Our Sky Now And Then: Searches For Lost Stars And Impossible Effects As Probes Of Advanced Extraterrestrial Civilizations
2016 (English)In: Astronomical Journal, ISSN 0004-6256, E-ISSN 1538-3881, Vol. 152, no 3, 76Article in journal (Refereed) Published
Searches for extraterrestrial intelligence using large survey data often look for possible signatures of astroengineering. We propose searching for physically impossible effects caused by highly advanced technology by carrying out a search for disappearing galaxies and Milky Way stars.
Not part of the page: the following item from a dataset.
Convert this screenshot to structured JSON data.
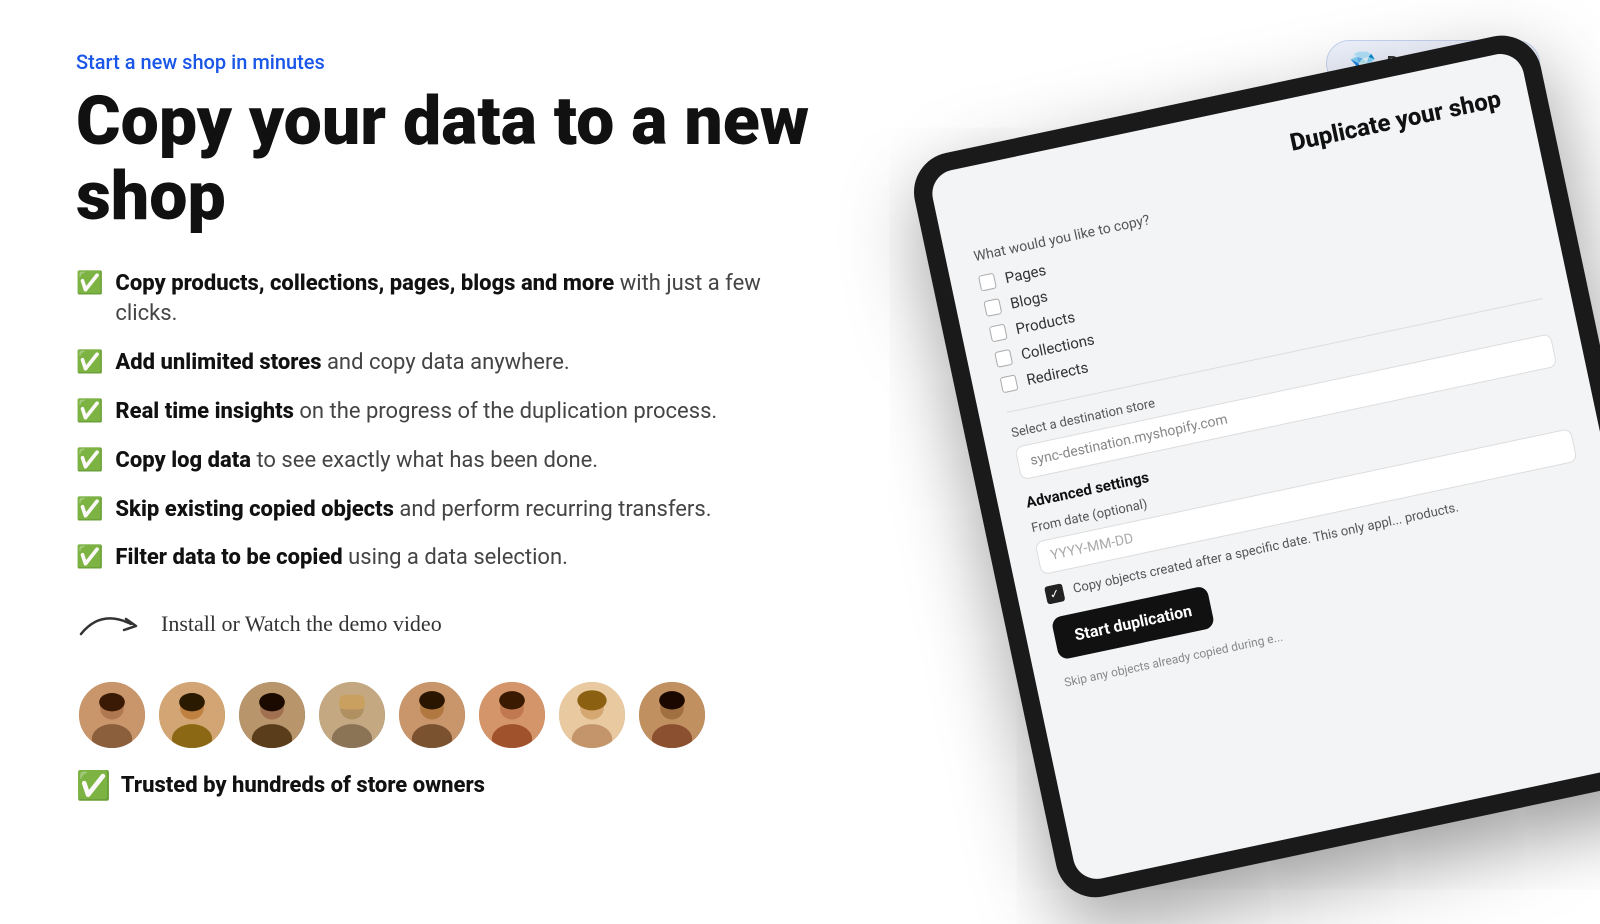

We select similar to 10 million objects from USNO-B1.0 with low proper motions (mu < 20 mas yr(-1)) imaged on the sky in two epochs. We search for objects not found at the expected positions in the Sloan Digital Sky Survey (SDSS) by visually examining images of similar to 290,000 USNO-B1.0 objects with no counterpart in the SDSS. We identify some spurious targets in the USNO-B1.0. We find one candidate of interest for follow-up photometry, although it is very uncertain. If the candidate eventually is found, it defines the probability of observing a disappearing-object event in the last decade to less than one in one million in the given samples. Nevertheless, because the complete USNO-B1.0 data. set is 100 times larger than any of our samples, we propose an easily accessible citizen science project in search of USNO-B1.0 objects that have disappeared from the SDSS.
Place, publisher, year, edition, pages
2016. Vol. 152, no 3, 76
astrobiology, extraterrestrial intelligence, surveys
Astronomy, Astrophysics and Cosmology
IdentifiersURN: urn:nbn:se:uu:diva-305484DOI: 10.3847/0004-6256/152/3/76ISI: 000383804300024OAI: oai:DiVA.org:uu-305484DiVA: diva2:1038511